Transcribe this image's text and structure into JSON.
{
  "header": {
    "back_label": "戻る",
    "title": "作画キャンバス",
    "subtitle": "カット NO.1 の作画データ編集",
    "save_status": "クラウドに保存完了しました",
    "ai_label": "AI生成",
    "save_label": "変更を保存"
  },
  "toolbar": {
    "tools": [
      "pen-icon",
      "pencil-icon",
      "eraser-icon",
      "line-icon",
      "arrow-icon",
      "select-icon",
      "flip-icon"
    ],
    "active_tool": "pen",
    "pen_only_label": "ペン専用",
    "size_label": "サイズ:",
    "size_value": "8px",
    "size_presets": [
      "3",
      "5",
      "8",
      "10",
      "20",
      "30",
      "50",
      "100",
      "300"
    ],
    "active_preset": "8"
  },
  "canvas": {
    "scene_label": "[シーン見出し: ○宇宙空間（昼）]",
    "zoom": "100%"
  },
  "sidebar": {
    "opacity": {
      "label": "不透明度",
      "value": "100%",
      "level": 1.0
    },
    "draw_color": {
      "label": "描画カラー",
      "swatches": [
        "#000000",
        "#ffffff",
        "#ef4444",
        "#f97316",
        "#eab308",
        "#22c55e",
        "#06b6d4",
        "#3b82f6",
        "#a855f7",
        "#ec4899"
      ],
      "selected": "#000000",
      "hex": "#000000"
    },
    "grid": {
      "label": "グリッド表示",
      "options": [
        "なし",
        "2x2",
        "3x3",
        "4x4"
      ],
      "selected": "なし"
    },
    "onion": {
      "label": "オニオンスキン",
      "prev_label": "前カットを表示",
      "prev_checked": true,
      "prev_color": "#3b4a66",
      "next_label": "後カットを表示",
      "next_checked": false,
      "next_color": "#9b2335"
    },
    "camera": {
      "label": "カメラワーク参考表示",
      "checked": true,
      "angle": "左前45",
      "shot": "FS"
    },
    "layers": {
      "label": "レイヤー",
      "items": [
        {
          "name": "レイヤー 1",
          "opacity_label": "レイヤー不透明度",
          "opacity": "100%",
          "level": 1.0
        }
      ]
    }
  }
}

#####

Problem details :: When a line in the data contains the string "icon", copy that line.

Final answer ::
      "pen-icon",
      "pencil-icon",
      "eraser-icon",
      "line-icon",
      "arrow-icon",
      "select-icon",
      "flip-icon"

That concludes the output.